**Problem**
Reproduce the data below in full. Nothing should differ from the original.

(Interface dataset entries)
#####
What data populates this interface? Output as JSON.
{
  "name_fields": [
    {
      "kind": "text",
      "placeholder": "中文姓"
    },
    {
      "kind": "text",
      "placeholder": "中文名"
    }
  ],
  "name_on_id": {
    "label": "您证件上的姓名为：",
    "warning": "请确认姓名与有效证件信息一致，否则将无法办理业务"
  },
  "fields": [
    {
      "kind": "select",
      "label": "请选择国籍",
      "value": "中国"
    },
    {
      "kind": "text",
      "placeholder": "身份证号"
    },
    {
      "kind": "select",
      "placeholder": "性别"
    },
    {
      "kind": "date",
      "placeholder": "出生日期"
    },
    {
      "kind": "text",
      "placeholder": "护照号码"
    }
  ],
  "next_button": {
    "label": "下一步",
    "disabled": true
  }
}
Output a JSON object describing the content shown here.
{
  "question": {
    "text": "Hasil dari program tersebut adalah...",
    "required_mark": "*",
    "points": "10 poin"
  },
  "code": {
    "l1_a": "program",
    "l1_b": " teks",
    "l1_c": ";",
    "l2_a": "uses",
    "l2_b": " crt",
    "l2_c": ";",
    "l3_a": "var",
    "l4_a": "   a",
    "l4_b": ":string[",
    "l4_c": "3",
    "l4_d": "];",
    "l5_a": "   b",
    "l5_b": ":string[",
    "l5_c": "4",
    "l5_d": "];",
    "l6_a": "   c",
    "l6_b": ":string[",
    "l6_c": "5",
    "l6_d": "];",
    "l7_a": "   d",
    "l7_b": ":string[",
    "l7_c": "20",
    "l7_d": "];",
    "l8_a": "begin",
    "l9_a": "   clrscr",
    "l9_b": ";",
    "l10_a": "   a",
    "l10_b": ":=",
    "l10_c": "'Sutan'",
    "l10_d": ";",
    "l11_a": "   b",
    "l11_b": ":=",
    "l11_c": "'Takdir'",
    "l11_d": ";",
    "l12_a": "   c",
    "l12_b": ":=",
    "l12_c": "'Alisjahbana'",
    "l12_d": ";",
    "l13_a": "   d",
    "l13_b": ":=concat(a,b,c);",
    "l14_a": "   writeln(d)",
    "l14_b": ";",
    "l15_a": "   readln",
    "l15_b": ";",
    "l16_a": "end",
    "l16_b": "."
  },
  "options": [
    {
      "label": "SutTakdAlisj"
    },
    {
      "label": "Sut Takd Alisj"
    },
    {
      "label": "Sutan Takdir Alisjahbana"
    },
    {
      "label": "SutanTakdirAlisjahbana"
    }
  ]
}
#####
**Result for this exercise**
What data populates this interface? Output as JSON.
{
  "name_fields": [
    {
      "kind": "text",
      "placeholder": "中文姓"
    },
    {
      "kind": "text",
      "placeholder": "中文名"
    }
  ],
  "name_on_id": {
    "label": "您证件上的姓名为：",
    "warning": "请确认姓名与有效证件信息一致，否则将无法办理业务"
  },
  "fields": [
    {
      "kind": "select",
      "label": "请选择国籍",
      "value": "中国"
    },
    {
      "kind": "text",
      "placeholder": "身份证号"
    },
    {
      "kind": "select",
      "placeholder": "性别"
    },
    {
      "kind": "date",
      "placeholder": "出生日期"
    },
    {
      "kind": "text",
      "placeholder": "护照号码"
    }
  ],
  "next_button": {
    "label": "下一步",
    "disabled": true
  }
}
Output a JSON object describing the content shown here.
{
  "question": {
    "text": "Hasil dari program tersebut adalah...",
    "required_mark": "*",
    "points": "10 poin"
  },
  "code": {
    "l1_a": "program",
    "l1_b": " teks",
    "l1_c": ";",
    "l2_a": "uses",
    "l2_b": " crt",
    "l2_c": ";",
    "l3_a": "var",
    "l4_a": "   a",
    "l4_b": ":string[",
    "l4_c": "3",
    "l4_d": "];",
    "l5_a": "   b",
    "l5_b": ":string[",
    "l5_c": "4",
    "l5_d": "];",
    "l6_a": "   c",
    "l6_b": ":string[",
    "l6_c": "5",
    "l6_d": "];",
    "l7_a": "   d",
    "l7_b": ":string[",
    "l7_c": "20",
    "l7_d": "];",
    "l8_a": "begin",
    "l9_a": "   clrscr",
    "l9_b": ";",
    "l10_a": "   a",
    "l10_b": ":=",
    "l10_c": "'Sutan'",
    "l10_d": ";",
    "l11_a": "   b",
    "l11_b": ":=",
    "l11_c": "'Takdir'",
    "l11_d": ";",
    "l12_a": "   c",
    "l12_b": ":=",
    "l12_c": "'Alisjahbana'",
    "l12_d": ";",
    "l13_a": "   d",
    "l13_b": ":=concat(a,b,c);",
    "l14_a": "   writeln(d)",
    "l14_b": ";",
    "l15_a": "   readln",
    "l15_b": ";",
    "l16_a": "end",
    "l16_b": "."
  },
  "options": [
    {
      "label": "SutTakdAlisj"
    },
    {
      "label": "Sut Takd Alisj"
    },
    {
      "label": "Sutan Takdir Alisjahbana"
    },
    {
      "label": "SutanTakdirAlisjahbana"
    }
  ]
}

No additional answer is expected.